“My decision to ban (the) import of luxury items will save the country precious foreign exchange,” Prime Minister Shehbaz Sharif tweeted.
The move was an effort to target the country’s elite, with the banned goods including mobile phones and cars — which make up the largest share of import bills on the list – as well as cosmetics and jams.
“We will be able to save $6 billion by imposing a ban on import of the luxury items,” information minister Marriyum Aurangzeb said at a press conference, adding that the ban would be effective immediately.
“The decision will give a boost to the local economy and industry”.
However, business leaders said the country must seek consent from the World Trade Organization, which regulates international trade.
“I think it is a prudent step by the government… it would help save much needed foreign exchange to pay off our international trade debts,” said Khalid Tawab, the former senior vice president of the Pakistan Chamber of Commerce.
“The government has not declared a financial emergency yet, but that is the situation we are facing, and so under such circumstances the WTO could be persuaded to relax its rules.”
Pakistan’s current trade deficit stands at $39.2 billion.
Former leader Imran Khan was ousted in a no-confidence vote last month, largely as a result of failing to reverse the soaring cost of living and prices of basic goods.
The announcement comes as Pakistan officials are locked in negotiation with the IMF in the Qatari capital Doha over the release of funds as part of an agreed loan programme.
A six billion dollar IMF bailout package signed by former prime minister Imran Khan in 2019 has never been fully implemented because his government reneged on agreements to cut or end some subsidies and to improve revenue and tax collection.
Islamabad has so far received $3 billion, with the programme due to end later this year.
Officials are seeking an extension to the programme through to June 2023, as well as the release of the next tranche of $1 billion.

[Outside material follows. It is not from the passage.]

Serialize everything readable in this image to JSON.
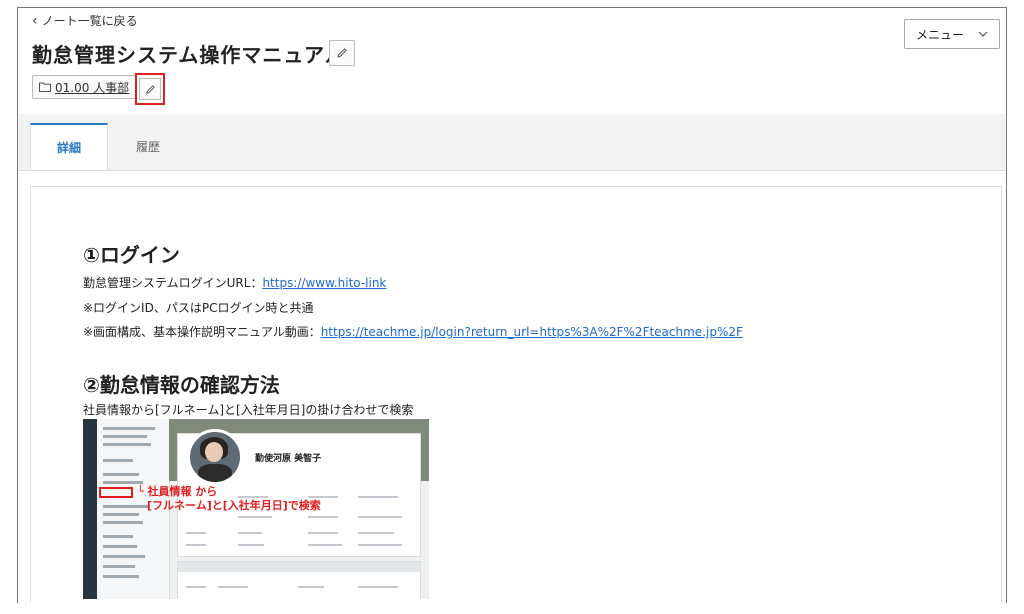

A major sticking point is likely to be over costly subsidies – notably for fuel and electricity – and Finance Minister Miftah Ismail said he wants the two sides to “find a middle ground”.